[Items from an interface collection]
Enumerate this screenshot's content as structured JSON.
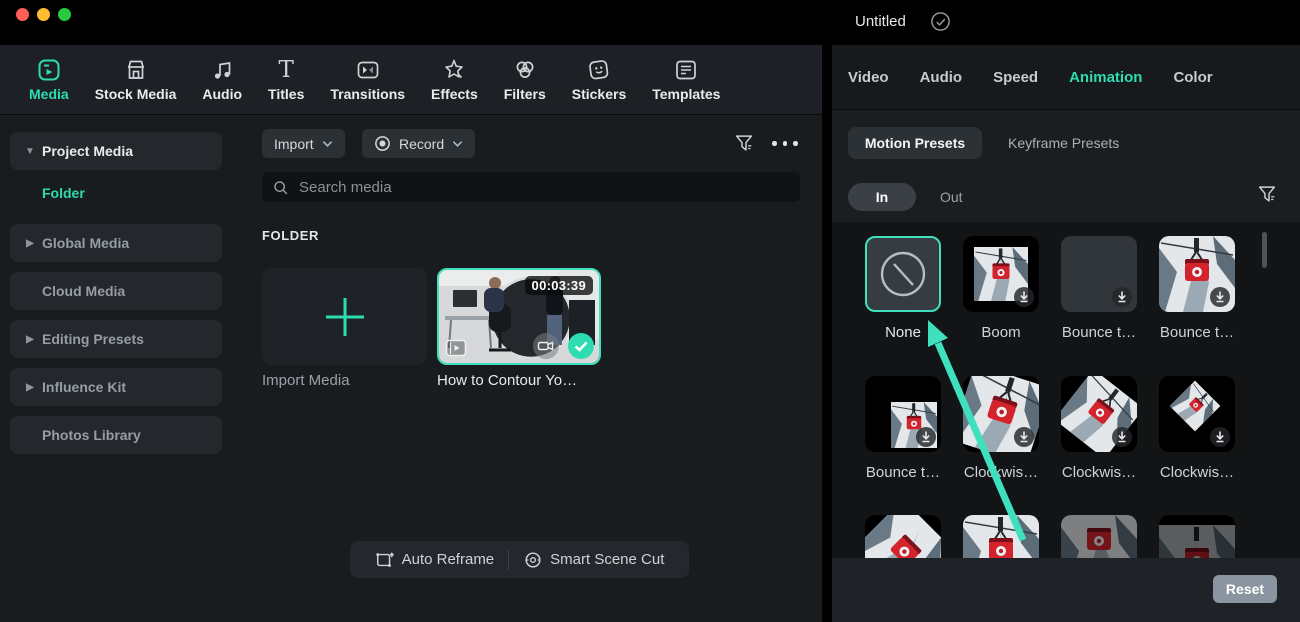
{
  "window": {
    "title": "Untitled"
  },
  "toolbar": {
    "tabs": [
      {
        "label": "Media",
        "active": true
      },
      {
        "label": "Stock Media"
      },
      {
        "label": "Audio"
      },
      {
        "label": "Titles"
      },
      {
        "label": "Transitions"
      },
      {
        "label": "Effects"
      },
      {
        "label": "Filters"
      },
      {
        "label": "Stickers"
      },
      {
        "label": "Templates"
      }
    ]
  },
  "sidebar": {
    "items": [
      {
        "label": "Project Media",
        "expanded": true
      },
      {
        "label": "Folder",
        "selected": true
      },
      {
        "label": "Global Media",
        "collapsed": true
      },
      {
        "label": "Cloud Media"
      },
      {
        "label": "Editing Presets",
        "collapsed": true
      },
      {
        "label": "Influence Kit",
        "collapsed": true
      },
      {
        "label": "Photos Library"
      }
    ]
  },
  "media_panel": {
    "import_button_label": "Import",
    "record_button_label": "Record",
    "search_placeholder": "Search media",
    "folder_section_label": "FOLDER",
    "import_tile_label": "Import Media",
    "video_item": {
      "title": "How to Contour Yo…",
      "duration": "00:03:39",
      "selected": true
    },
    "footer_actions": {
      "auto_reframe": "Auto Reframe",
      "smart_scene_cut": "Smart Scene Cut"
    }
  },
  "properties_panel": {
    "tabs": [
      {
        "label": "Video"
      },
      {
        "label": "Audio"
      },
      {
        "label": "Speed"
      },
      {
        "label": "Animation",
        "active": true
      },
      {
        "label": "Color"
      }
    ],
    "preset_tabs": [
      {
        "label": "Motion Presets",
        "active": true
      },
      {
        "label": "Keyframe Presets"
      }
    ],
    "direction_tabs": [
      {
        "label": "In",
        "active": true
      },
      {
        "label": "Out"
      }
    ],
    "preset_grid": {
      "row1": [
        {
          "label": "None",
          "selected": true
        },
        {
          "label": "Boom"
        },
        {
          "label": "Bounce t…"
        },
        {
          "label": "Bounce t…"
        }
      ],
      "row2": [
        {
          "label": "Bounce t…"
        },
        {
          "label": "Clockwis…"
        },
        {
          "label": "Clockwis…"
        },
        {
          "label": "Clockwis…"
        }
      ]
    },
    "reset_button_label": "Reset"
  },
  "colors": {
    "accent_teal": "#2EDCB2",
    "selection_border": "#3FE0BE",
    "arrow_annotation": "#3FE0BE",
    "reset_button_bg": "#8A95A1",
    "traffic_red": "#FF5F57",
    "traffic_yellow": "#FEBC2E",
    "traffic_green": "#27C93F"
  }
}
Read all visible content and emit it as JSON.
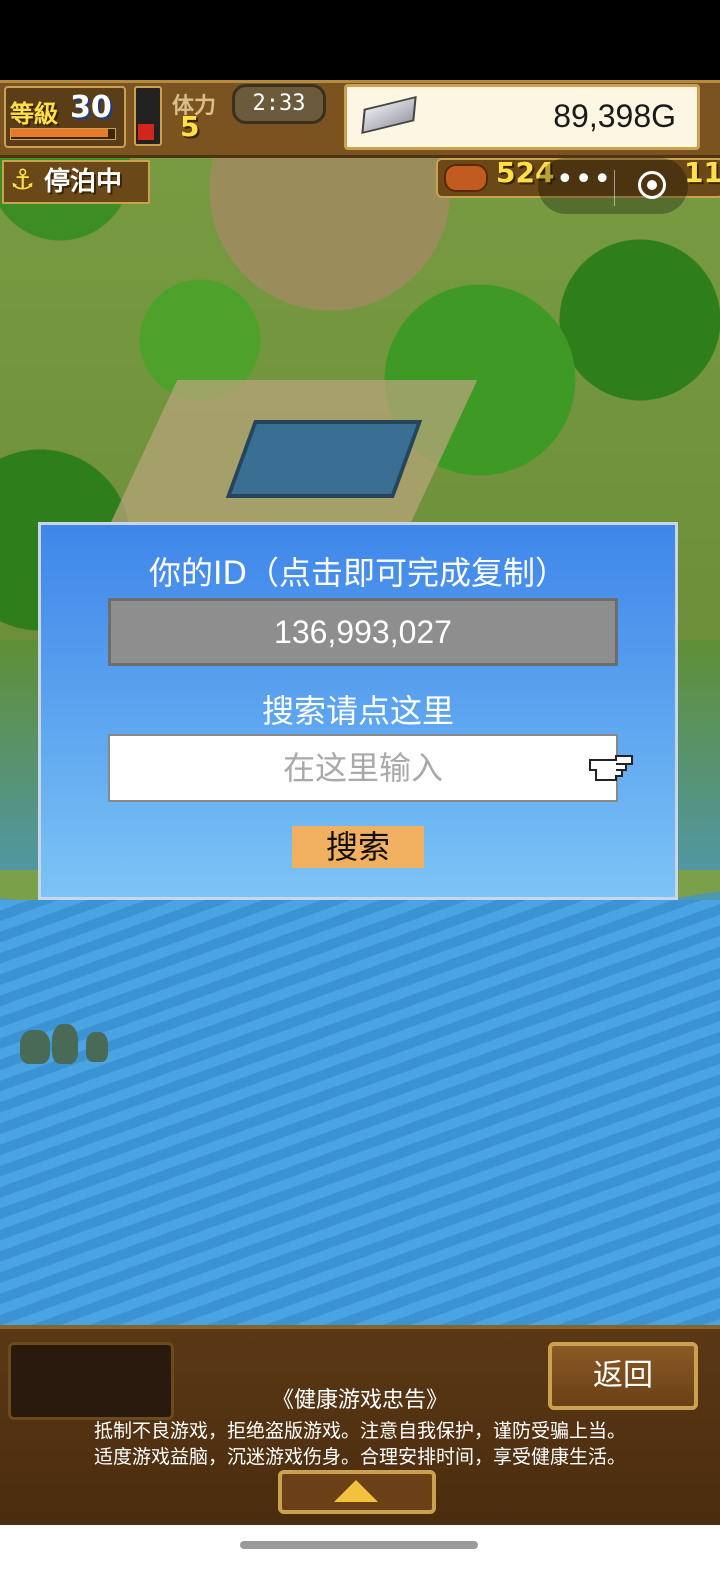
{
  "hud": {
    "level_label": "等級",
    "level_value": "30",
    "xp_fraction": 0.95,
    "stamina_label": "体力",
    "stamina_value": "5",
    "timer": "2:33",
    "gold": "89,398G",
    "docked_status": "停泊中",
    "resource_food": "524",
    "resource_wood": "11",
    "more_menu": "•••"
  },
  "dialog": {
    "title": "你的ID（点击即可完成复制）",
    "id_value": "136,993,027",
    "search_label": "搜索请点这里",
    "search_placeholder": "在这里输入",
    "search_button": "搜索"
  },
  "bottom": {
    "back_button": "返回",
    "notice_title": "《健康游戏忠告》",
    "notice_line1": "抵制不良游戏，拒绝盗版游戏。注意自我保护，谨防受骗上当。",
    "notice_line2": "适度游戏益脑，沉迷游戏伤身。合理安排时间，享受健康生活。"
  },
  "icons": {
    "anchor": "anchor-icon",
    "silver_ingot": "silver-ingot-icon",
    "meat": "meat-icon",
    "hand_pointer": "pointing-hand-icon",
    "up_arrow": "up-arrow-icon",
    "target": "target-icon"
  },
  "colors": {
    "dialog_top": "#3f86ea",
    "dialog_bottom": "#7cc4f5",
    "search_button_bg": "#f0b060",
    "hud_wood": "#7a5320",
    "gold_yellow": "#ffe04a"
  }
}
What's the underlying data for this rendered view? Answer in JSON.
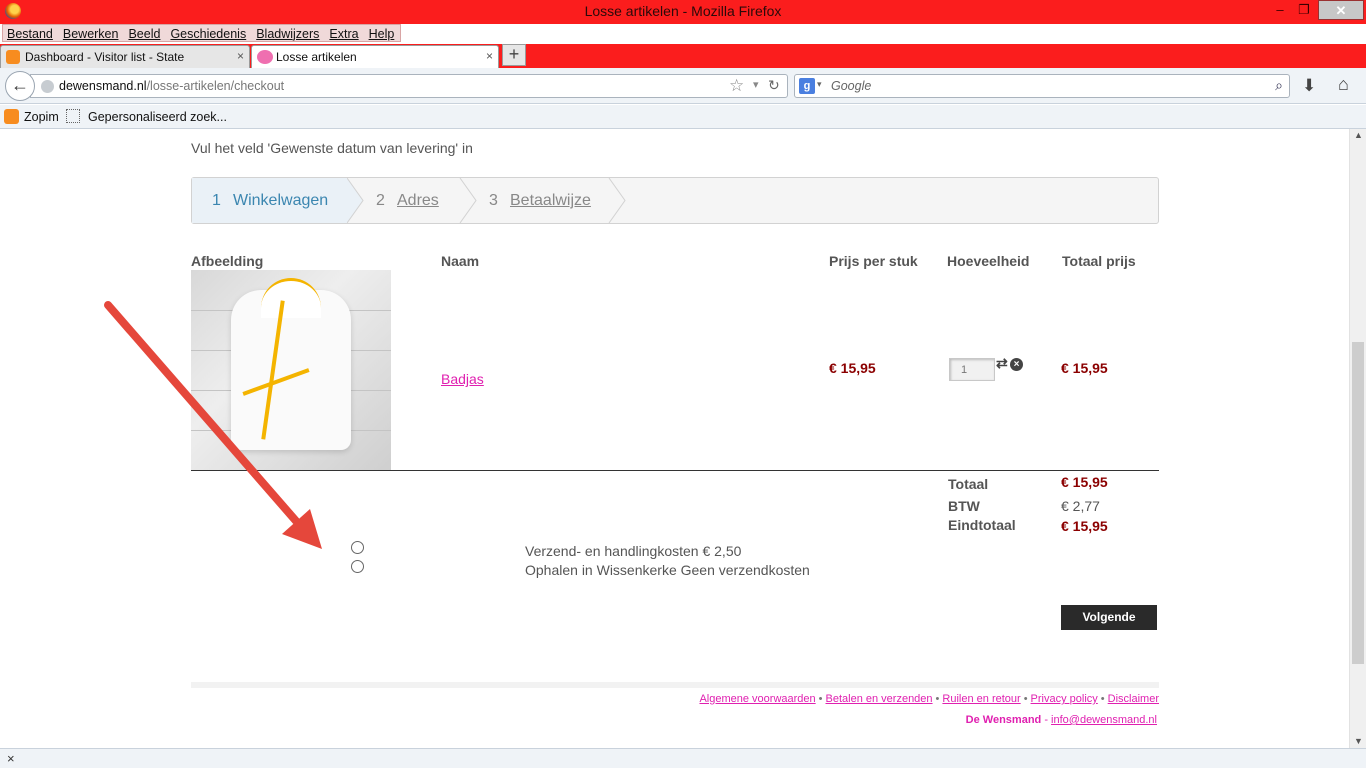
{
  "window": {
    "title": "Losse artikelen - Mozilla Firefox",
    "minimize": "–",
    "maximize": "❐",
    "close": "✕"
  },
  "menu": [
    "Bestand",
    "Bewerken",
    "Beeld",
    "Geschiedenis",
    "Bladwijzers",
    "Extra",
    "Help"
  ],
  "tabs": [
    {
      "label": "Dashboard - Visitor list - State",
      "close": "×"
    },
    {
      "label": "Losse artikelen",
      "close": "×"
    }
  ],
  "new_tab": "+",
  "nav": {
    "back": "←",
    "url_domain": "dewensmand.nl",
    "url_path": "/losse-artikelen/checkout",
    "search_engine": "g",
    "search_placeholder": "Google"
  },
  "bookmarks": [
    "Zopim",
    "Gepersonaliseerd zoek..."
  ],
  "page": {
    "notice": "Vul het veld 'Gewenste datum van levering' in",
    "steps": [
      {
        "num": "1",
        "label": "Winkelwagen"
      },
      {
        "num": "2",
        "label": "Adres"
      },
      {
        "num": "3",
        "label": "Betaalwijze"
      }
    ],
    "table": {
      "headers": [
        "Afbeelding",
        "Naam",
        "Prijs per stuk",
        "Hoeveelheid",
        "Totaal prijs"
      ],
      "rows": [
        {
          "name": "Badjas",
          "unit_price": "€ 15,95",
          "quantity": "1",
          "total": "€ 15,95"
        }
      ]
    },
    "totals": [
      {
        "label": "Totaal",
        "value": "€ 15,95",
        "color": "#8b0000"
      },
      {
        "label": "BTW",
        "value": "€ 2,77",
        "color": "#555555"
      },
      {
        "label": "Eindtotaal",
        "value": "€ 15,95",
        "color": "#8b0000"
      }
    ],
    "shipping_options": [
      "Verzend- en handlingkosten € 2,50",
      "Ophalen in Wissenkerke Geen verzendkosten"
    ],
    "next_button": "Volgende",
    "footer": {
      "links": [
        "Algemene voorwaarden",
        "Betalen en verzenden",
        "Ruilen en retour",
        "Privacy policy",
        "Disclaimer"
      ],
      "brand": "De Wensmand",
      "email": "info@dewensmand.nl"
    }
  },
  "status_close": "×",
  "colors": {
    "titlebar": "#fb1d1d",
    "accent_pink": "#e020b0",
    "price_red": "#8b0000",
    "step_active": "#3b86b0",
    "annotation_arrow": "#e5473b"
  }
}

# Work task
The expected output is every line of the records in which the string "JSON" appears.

# Output below
Enumerate this screenshot's content as structured JSON.
Read all visible content and emit it as JSON.
What's the underlying data for this rendered view? Answer in JSON.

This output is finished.